Matthew 26:39 “My Father, if it is possible, may this cup be taken from me. Yet not as I will, but as you will.”
This is no perfunctory prayer, prayed politely before supper or bedtime. Jesus’ whole body is involved, not just his mouth. There he lies stretched out on the ground, his sweaty, tear-streaked face pressed against the Judean sand and gravel. The words pour out from the depths of his soul. Who is this praying, pleading, so? Who is this begging for some way, any way, to be delivered from the suffering he is about to face? This is Jesus, the Son of God, heaven’s Prince, the King of Kings! For all his divine power and heavenly glory, how utterly human he had become. How inconceivably awful the agony he had to suffer must have been.

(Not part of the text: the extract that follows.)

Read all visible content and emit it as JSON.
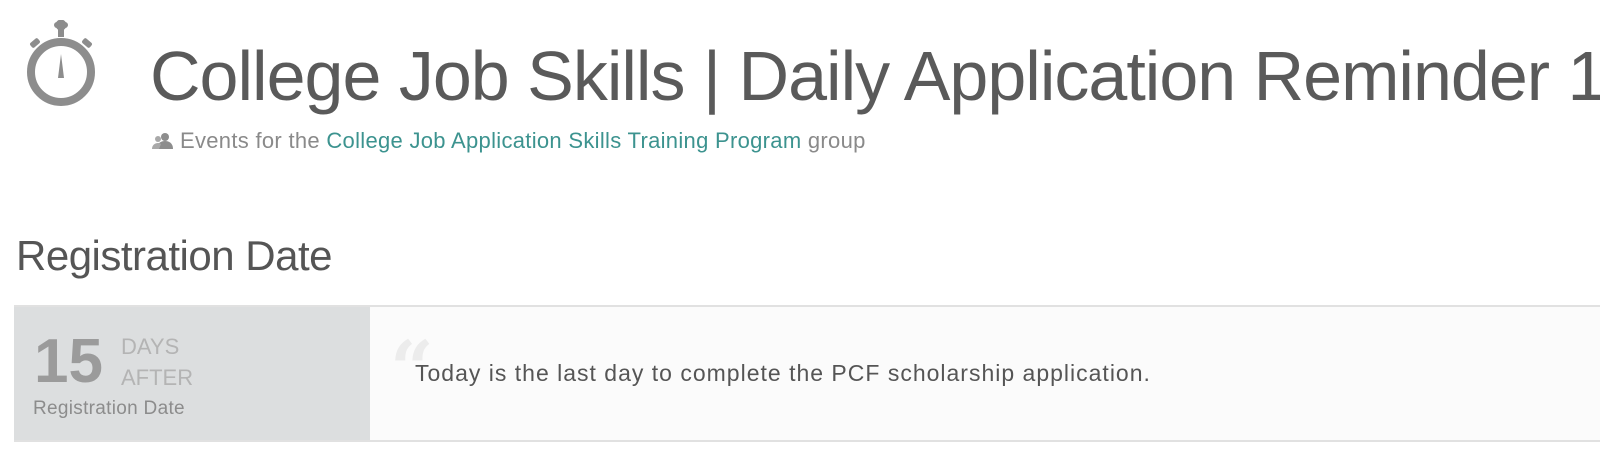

In the whole history of Jesus’ sufferings and death, without a doubt the most frightening words we hear are Jesus’ cry from the cross, “My God, my God, why have you forsaken me?” There he suffers the fate of the damned and forsaken, an eternity of torment for the sum of all souls packed into few hours on a cross one sad Friday. But next to that, is there anything more frightening than this scene: the very Son of God, so overwhelmed with sorrow at his coming death, so troubled, that at this late moment he is seeking any possible way to avoid it all?
Jesus asked for the cup to be taken from him. He sorrowed over his death just hours away. But that did not mean he was unwilling. He continues to pray, and he is ready to accept his impending death: “Yet not as I will, but as you will.”
This prayer is a true prayer, prayed in faith–not an attempt to push God off his throne. He does not attempt to change the changeless God. He does not dictate terms to the Almighty. He prays. True prayer trusts God’s will. It accepts that God’s will is better than my own, even though it may mean pain, discomfort, disappointment and apparent defeat. There are worse things than suffering. God often does his best work through suffering. “We also rejoice in our sufferings, because we know that suffering produces perseverance; perseverance, character; and character, hope,” Paul wrote the Romans. Jesus’ suffering was the salvation of the world. “May your will be done.”
So Jesus accepted his impending death. He embraced the heavy load. He did not set it down. He carried it forward for our salvation. He does not whimper or whine. He does not turn away. He does not even hesitate. He meets his killers. Courage, resolve, faith–these characterize his path ahead. He carries the heavy load of our guilt all the way to his cross and death. He carries it until we are redeemed, and we are free.